■ **Task**:
Your reply should set down word for word each line below from the one with "Give me the" through the final line, both included, but none of the pictures.

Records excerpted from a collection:
________________________
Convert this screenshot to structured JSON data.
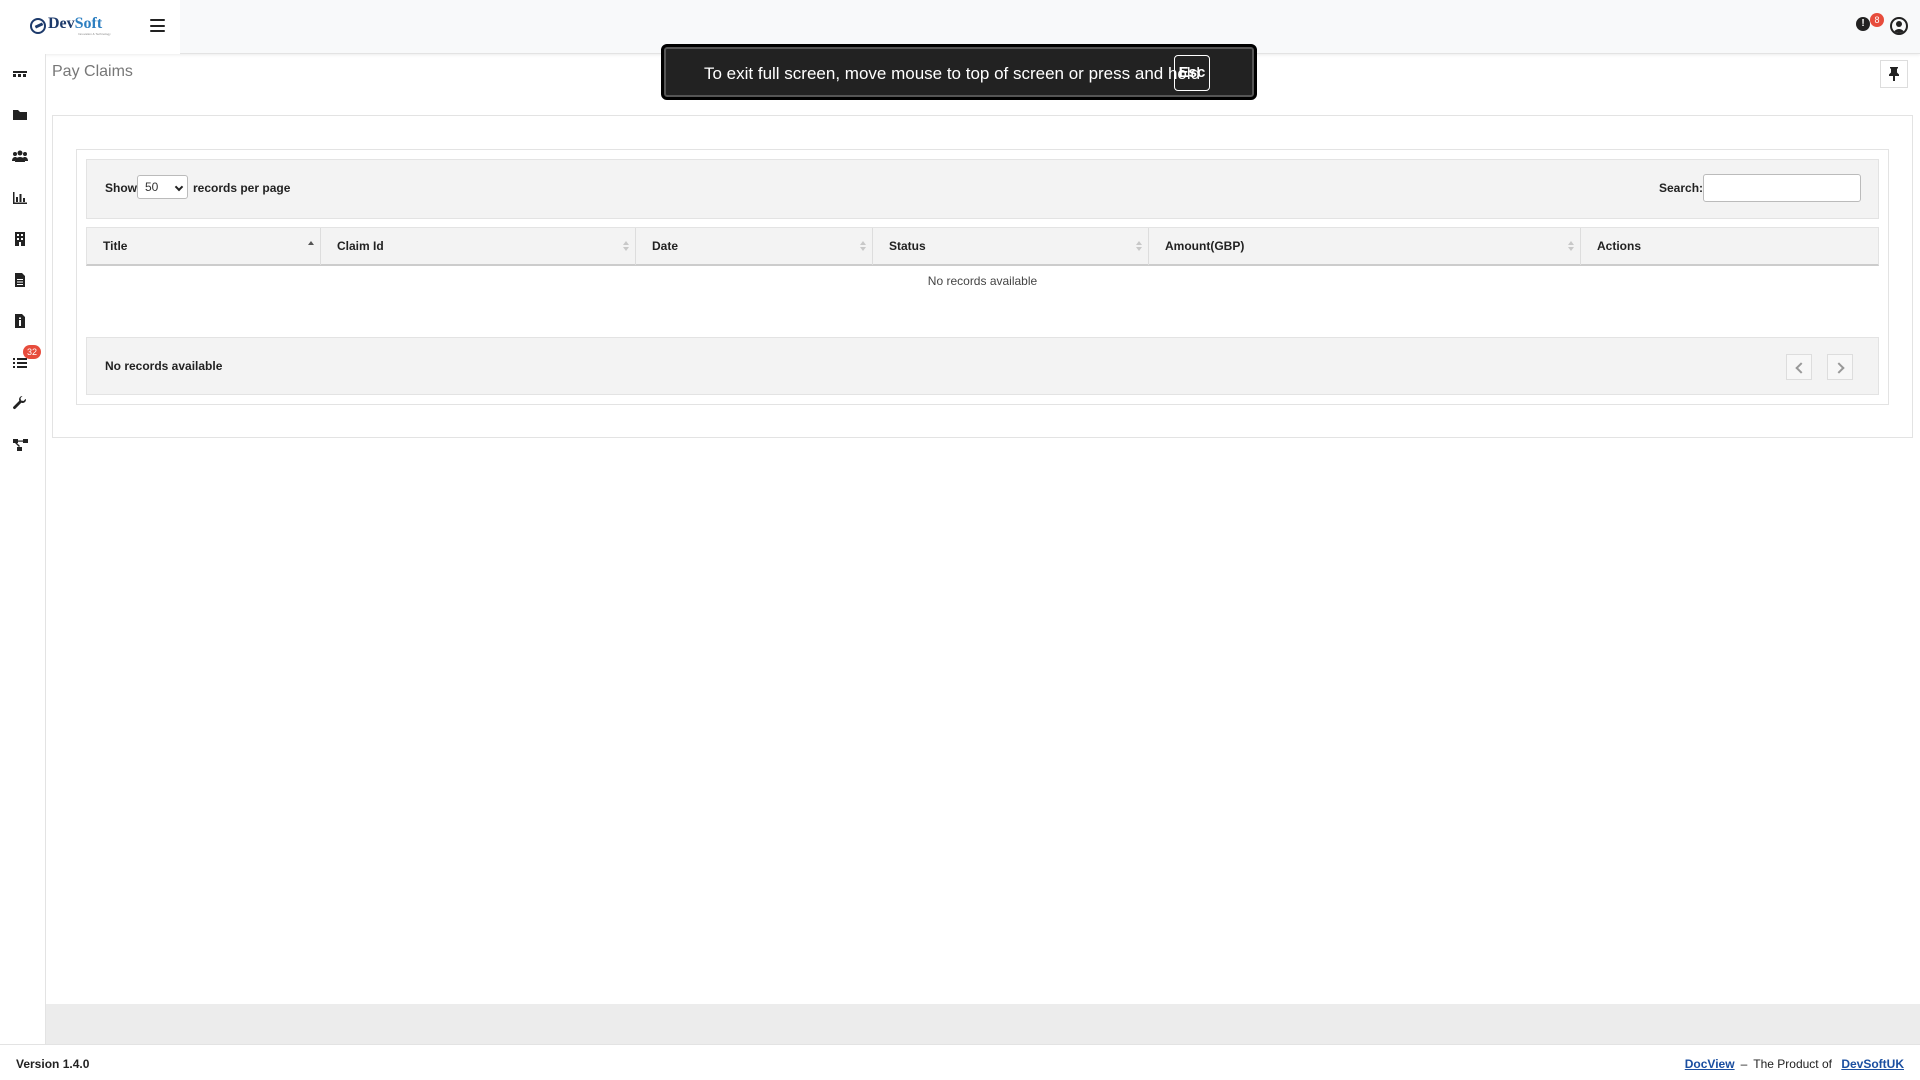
{
  "app": {
    "logo_dev": "Dev",
    "logo_soft": "Soft",
    "logo_tagline": "Innovation & Technology",
    "notifications_count": "8"
  },
  "sidebar": {
    "items": [
      {
        "name": "dashboard",
        "icon": "dashboard-icon"
      },
      {
        "name": "folders",
        "icon": "folder-icon"
      },
      {
        "name": "users",
        "icon": "users-icon"
      },
      {
        "name": "reports",
        "icon": "bar-chart-icon"
      },
      {
        "name": "buildings",
        "icon": "building-icon"
      },
      {
        "name": "documents",
        "icon": "document-icon"
      },
      {
        "name": "file-info",
        "icon": "file-info-icon"
      },
      {
        "name": "tasks",
        "icon": "task-list-icon",
        "badge": "32"
      },
      {
        "name": "tools",
        "icon": "wrench-icon"
      },
      {
        "name": "workflow",
        "icon": "workflow-icon"
      }
    ]
  },
  "page": {
    "title": "Pay Claims"
  },
  "table_controls": {
    "show_label": "Show",
    "page_size": "50",
    "per_page_label": "records per page",
    "search_label": "Search:",
    "search_value": ""
  },
  "table": {
    "columns": [
      "Title",
      "Claim Id",
      "Date",
      "Status",
      "Amount(GBP)",
      "Actions"
    ],
    "sorted_column": "Title",
    "sort_direction": "ascending",
    "empty_message": "No records available",
    "info_text": "No records available"
  },
  "footer": {
    "version": "Version 1.4.0",
    "link_docview": "DocView",
    "separator": "–",
    "product_text": "The Product of",
    "link_company": "DevSoftUK"
  },
  "fullscreen_notice": {
    "text": "To exit full screen, move mouse to top of screen or press and hold",
    "key": "Esc"
  },
  "colors": {
    "accent_blue": "#2d7fc1",
    "badge_red": "#e74c3c",
    "link_blue": "#1a4ea0"
  }
}
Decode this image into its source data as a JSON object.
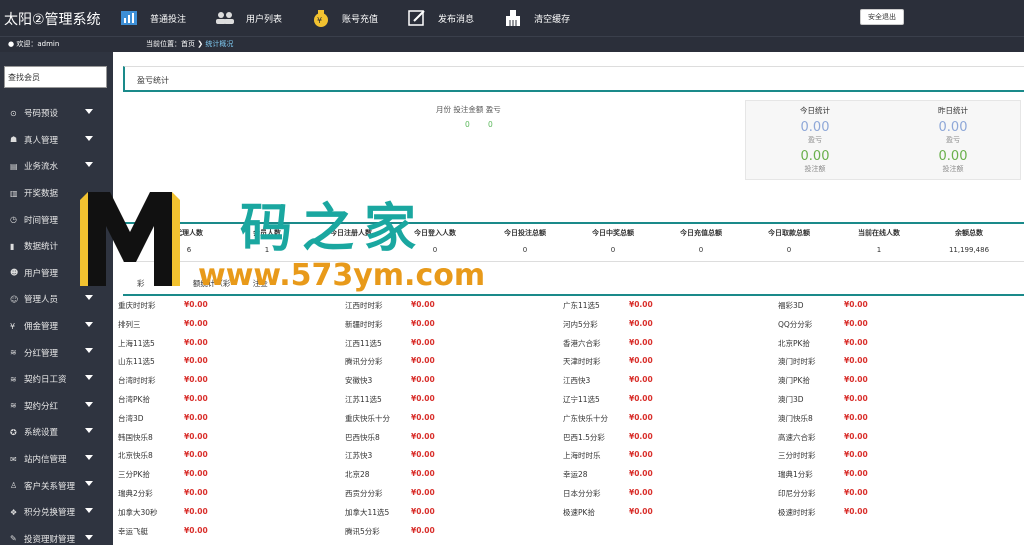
{
  "header": {
    "brand": "太阳②管理系统",
    "nav": [
      {
        "label": "普通投注",
        "icon": "chart-icon"
      },
      {
        "label": "用户列表",
        "icon": "users-icon"
      },
      {
        "label": "账号充值",
        "icon": "money-bag-icon"
      },
      {
        "label": "发布消息",
        "icon": "edit-icon"
      },
      {
        "label": "清空缓存",
        "icon": "clear-cache-icon"
      }
    ],
    "logout": "安全退出"
  },
  "subbar": {
    "welcome": "欢迎：admin",
    "crumb_label": "当前位置：首页",
    "crumb_current": "统计概况"
  },
  "sidebar": {
    "search_value": "查找会员",
    "items": [
      {
        "label": "号码预设",
        "icon": "gear-icon"
      },
      {
        "label": "真人管理",
        "icon": "user-icon"
      },
      {
        "label": "业务流水",
        "icon": "list-icon"
      },
      {
        "label": "开奖数据",
        "icon": "bar-icon"
      },
      {
        "label": "时间管理",
        "icon": "clock-icon"
      },
      {
        "label": "数据统计",
        "icon": "stats-icon"
      },
      {
        "label": "用户管理",
        "icon": "users-icon"
      },
      {
        "label": "管理人员",
        "icon": "admin-icon"
      },
      {
        "label": "佣金管理",
        "icon": "yen-icon"
      },
      {
        "label": "分红管理",
        "icon": "database-icon"
      },
      {
        "label": "契约日工资",
        "icon": "database-icon"
      },
      {
        "label": "契约分红",
        "icon": "database-icon"
      },
      {
        "label": "系统设置",
        "icon": "settings-icon"
      },
      {
        "label": "站内信管理",
        "icon": "mail-icon"
      },
      {
        "label": "客户关系管理",
        "icon": "person-icon"
      },
      {
        "label": "积分兑换管理",
        "icon": "gift-icon"
      },
      {
        "label": "投资理财管理",
        "icon": "edit-icon"
      }
    ]
  },
  "profit": {
    "title": "盈亏统计",
    "month_head": "月份 投注金额 盈亏",
    "val1": "0",
    "val2": "0",
    "today_head": "今日统计",
    "yesterday_head": "昨日统计",
    "today_profit": "0.00",
    "today_profit_label": "盈亏",
    "today_bet": "0.00",
    "today_bet_label": "投注额",
    "yest_profit": "0.00",
    "yest_profit_label": "盈亏",
    "yest_bet": "0.00",
    "yest_bet_label": "投注额"
  },
  "stats": {
    "title": "ti",
    "headers": [
      "代理人数",
      "会员人数",
      "今日注册人数",
      "今日登入人数",
      "今日投注总额",
      "今日中奖总额",
      "今日充值总额",
      "今日取款总额",
      "当前在线人数",
      "余额总数"
    ],
    "values": [
      "6",
      "1",
      "",
      "0",
      "0",
      "0",
      "0",
      "0",
      "1",
      "11,199,486"
    ]
  },
  "lottery": {
    "title": "彩",
    "title_suffix": "额统计（彩",
    "title_tail": "注金",
    "columns": [
      [
        {
          "name": "重庆时时彩",
          "val": "¥0.00"
        },
        {
          "name": "排列三",
          "val": "¥0.00"
        },
        {
          "name": "上海11选5",
          "val": "¥0.00"
        },
        {
          "name": "山东11选5",
          "val": "¥0.00"
        },
        {
          "name": "台湾时时彩",
          "val": "¥0.00"
        },
        {
          "name": "台湾PK拾",
          "val": "¥0.00"
        },
        {
          "name": "台湾3D",
          "val": "¥0.00"
        },
        {
          "name": "韩国快乐8",
          "val": "¥0.00"
        },
        {
          "name": "北京快乐8",
          "val": "¥0.00"
        },
        {
          "name": "三分PK拾",
          "val": "¥0.00"
        },
        {
          "name": "瑞典2分彩",
          "val": "¥0.00"
        },
        {
          "name": "加拿大30秒",
          "val": "¥0.00"
        },
        {
          "name": "幸运飞艇",
          "val": "¥0.00"
        }
      ],
      [
        {
          "name": "江西时时彩",
          "val": "¥0.00"
        },
        {
          "name": "新疆时时彩",
          "val": "¥0.00"
        },
        {
          "name": "江西11选5",
          "val": "¥0.00"
        },
        {
          "name": "腾讯分分彩",
          "val": "¥0.00"
        },
        {
          "name": "安徽快3",
          "val": "¥0.00"
        },
        {
          "name": "江苏11选5",
          "val": "¥0.00"
        },
        {
          "name": "重庆快乐十分",
          "val": "¥0.00"
        },
        {
          "name": "巴西快乐8",
          "val": "¥0.00"
        },
        {
          "name": "江苏快3",
          "val": "¥0.00"
        },
        {
          "name": "北京28",
          "val": "¥0.00"
        },
        {
          "name": "西贡分分彩",
          "val": "¥0.00"
        },
        {
          "name": "加拿大11选5",
          "val": "¥0.00"
        },
        {
          "name": "腾讯5分彩",
          "val": "¥0.00"
        }
      ],
      [
        {
          "name": "广东11选5",
          "val": "¥0.00"
        },
        {
          "name": "河内5分彩",
          "val": "¥0.00"
        },
        {
          "name": "香港六合彩",
          "val": "¥0.00"
        },
        {
          "name": "天津时时彩",
          "val": "¥0.00"
        },
        {
          "name": "江西快3",
          "val": "¥0.00"
        },
        {
          "name": "辽宁11选5",
          "val": "¥0.00"
        },
        {
          "name": "广东快乐十分",
          "val": "¥0.00"
        },
        {
          "name": "巴西1.5分彩",
          "val": "¥0.00"
        },
        {
          "name": "上海时时乐",
          "val": "¥0.00"
        },
        {
          "name": "幸运28",
          "val": "¥0.00"
        },
        {
          "name": "日本分分彩",
          "val": "¥0.00"
        },
        {
          "name": "极速PK拾",
          "val": "¥0.00"
        }
      ],
      [
        {
          "name": "福彩3D",
          "val": "¥0.00"
        },
        {
          "name": "QQ分分彩",
          "val": "¥0.00"
        },
        {
          "name": "北京PK拾",
          "val": "¥0.00"
        },
        {
          "name": "澳门时时彩",
          "val": "¥0.00"
        },
        {
          "name": "澳门PK拾",
          "val": "¥0.00"
        },
        {
          "name": "澳门3D",
          "val": "¥0.00"
        },
        {
          "name": "澳门快乐8",
          "val": "¥0.00"
        },
        {
          "name": "高速六合彩",
          "val": "¥0.00"
        },
        {
          "name": "三分时时彩",
          "val": "¥0.00"
        },
        {
          "name": "瑞典1分彩",
          "val": "¥0.00"
        },
        {
          "name": "印尼分分彩",
          "val": "¥0.00"
        },
        {
          "name": "极速时时彩",
          "val": "¥0.00"
        }
      ]
    ]
  },
  "watermark": {
    "line1": "码之家",
    "line2": "www.573ym.com"
  }
}
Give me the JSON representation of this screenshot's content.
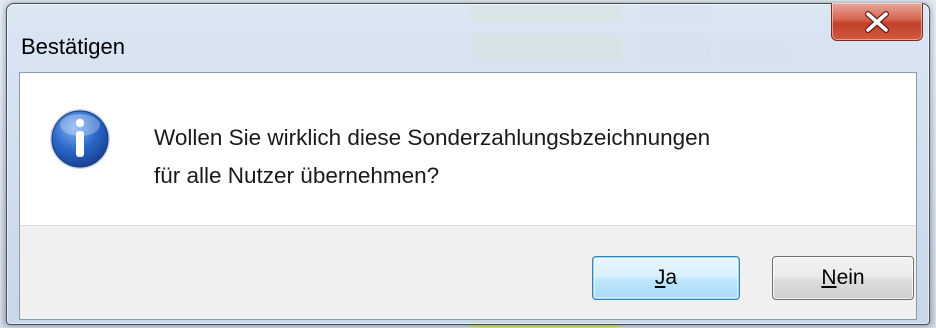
{
  "dialog": {
    "title": "Bestätigen",
    "close_label": "X",
    "icon": "information-icon",
    "message_lines": [
      "Wollen Sie wirklich diese Sonderzahlungsbzeichnungen",
      "für alle Nutzer übernehmen?"
    ],
    "buttons": {
      "yes": {
        "accel": "J",
        "rest": "a"
      },
      "no": {
        "accel": "N",
        "rest": "ein"
      }
    }
  },
  "colors": {
    "close_button": "#c7442e",
    "info_icon": "#2a66c9",
    "default_button_border": "#3c7fb1"
  }
}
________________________
■ **Written response**:
Give me the JSON representation of this screenshot's content.
{
  "dialog": {
    "title": "Bestätigen",
    "close_label": "X",
    "icon": "information-icon",
    "message_lines": [
      "Wollen Sie wirklich diese Sonderzahlungsbzeichnungen",
      "für alle Nutzer übernehmen?"
    ],
    "buttons": {
      "yes": {
        "accel": "J",
        "rest": "a"
      },
      "no": {
        "accel": "N",
        "rest": "ein"
      }
    }
  },
  "colors": {
    "close_button": "#c7442e",
    "info_icon": "#2a66c9",
    "default_button_border": "#3c7fb1"
  }
}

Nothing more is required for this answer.